January 10, 2008

"Undecided Voters Are The Biggest Idiots On The Planet"

Okay, I lied. The previous post wasn't the last post on the primary. But looking at the election results on Kevin Drum's blog, I just can't pass this up. The title line from Family Guy just says it all about New Hampshire voters. As you all must have known by now, having this information inculcated into your heads for the past week, New Hampshire is justified in being the state with the first primary because it has a huge percentage of independent voters, and apparently that makes them more qualified to pick our candidates for the rest of us. Well looking at the exit polls, the plurality of those who wanted to leave Eye-Rack "as soon as possible" voted for Hillary Clinton of all people in the Democratic primary. And a slim majority those who want to keep troops in that sandbox voted for Obama.

Excuse my French, but what kind of backward-ass thinking is that? Not that it really matters, but those who disapprove of the war in Eye-Rack in the Republican primary favored McCain over Romney. I know the policy difference between those two in terms of Eye-Rack is whether we stay for a hundred years or a hundred and ten years, but why would people pick the person who was the godfather of the entire surge anyways?


January 9, 2008

Hopefully My First And Last Post On The Primary

Let me be clear: I would rather sit out the election than vote for Hilary Clinton as president.
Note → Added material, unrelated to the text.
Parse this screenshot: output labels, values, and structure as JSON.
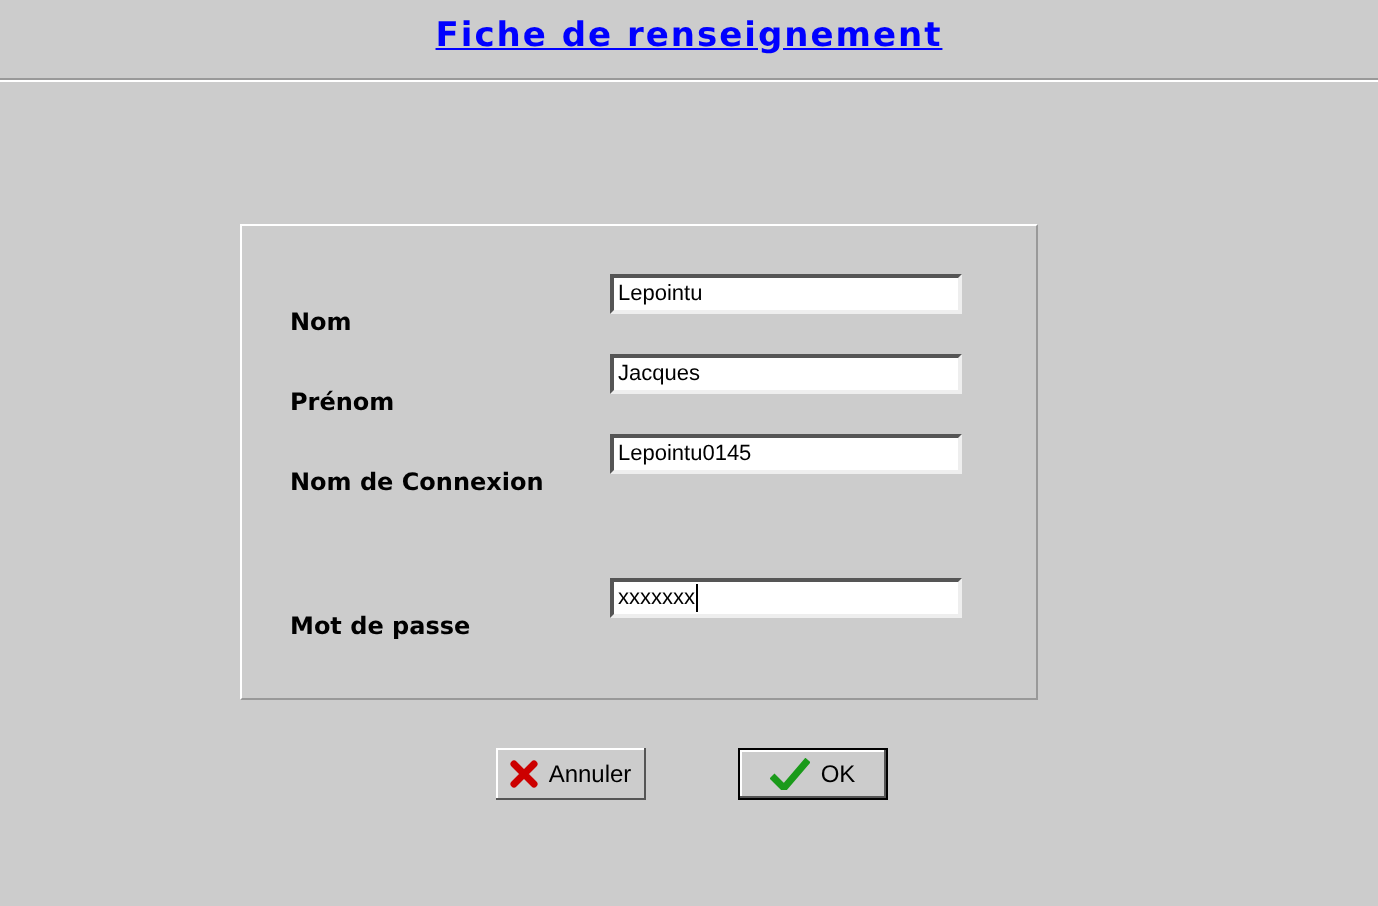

But in a way I am kinda glad she won the New Hampshire primary since it is a firm rebuke against the useless media morons who spent all day Monday carping on how her voice seemed to break during a discussion with that state's women voters. If she lost because of that then there really is no hope for this country.

January 4, 2008
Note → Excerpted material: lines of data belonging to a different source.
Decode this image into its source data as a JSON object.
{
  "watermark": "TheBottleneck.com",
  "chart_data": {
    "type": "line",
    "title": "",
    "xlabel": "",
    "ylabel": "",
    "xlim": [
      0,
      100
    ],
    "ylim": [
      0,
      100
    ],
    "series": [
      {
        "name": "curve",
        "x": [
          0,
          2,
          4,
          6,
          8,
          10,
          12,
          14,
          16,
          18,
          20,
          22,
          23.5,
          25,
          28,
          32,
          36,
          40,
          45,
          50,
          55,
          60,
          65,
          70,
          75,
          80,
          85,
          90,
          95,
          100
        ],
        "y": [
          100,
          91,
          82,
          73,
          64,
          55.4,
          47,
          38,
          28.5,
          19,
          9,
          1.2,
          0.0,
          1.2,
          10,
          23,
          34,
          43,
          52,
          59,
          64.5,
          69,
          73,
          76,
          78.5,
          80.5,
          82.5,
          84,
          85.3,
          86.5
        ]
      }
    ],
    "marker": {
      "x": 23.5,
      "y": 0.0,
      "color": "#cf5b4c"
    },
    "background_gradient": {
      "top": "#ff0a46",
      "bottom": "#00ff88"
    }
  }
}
Veto Proof Senate

At least Minnesota has one - for now. Let's see how Timmy the Tool is going to rule as dictator now.

January 2, 2008

$100 Oil
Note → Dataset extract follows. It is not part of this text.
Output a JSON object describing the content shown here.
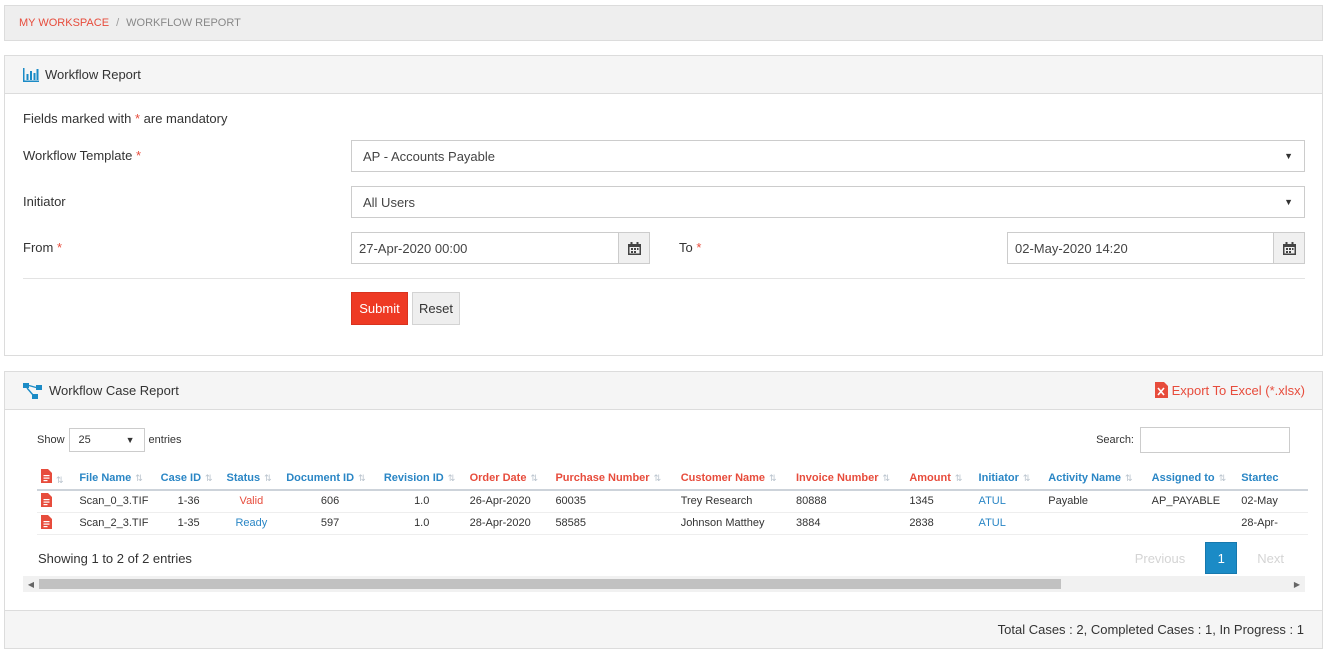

Your Boosh economy at work:

NEW YORK, Jan 2 (Reuters) - Oil vaulted to a record $100 a barrel on Wednesday as violence in Nigeria, tight energy stockpiles and a weaker dollar triggered a surge of speculative buying, dealers said. Oil's climb to the psychologically key triple-digit price sent stocks tumbling on Wall Street and darkened an already gloomy economic outlook in the United States, battered by a housing crisis and credit crunch. "Oil hitting $100 a barrel has sparked some concerns about the consumer and inflation," said Todd Salamone, vice president of research at Schaeffer's Investment Research. U.S. crude traded once at $100 a barrel, up $4.02, then eased back to $99.58 by 2:06 EST (1906 GMT). London Brent crude rose $4.04 to $97.89. "Oil could rise further from here. It's simple supply and demand fundamentals," said Kris Voorspools, energy analyst at Fortis in Brussels. The White House said it would not open up the emergency crude oil reserve to lower prices, while an OPEC member said the cartel was powerless to bring the market down from its lofty height. Crude oil prices jumped 58 percent in 2007, the biggest annual gain this decade. Oil has nearly tripled since 2000 -- driven by rising demand in China and other developing countries, tight stockpile levels and geopolitical turmoil. Weakness in the dollar has added to gains across the commodity sector as investors supported the underlying value of products denominated in the softening currency.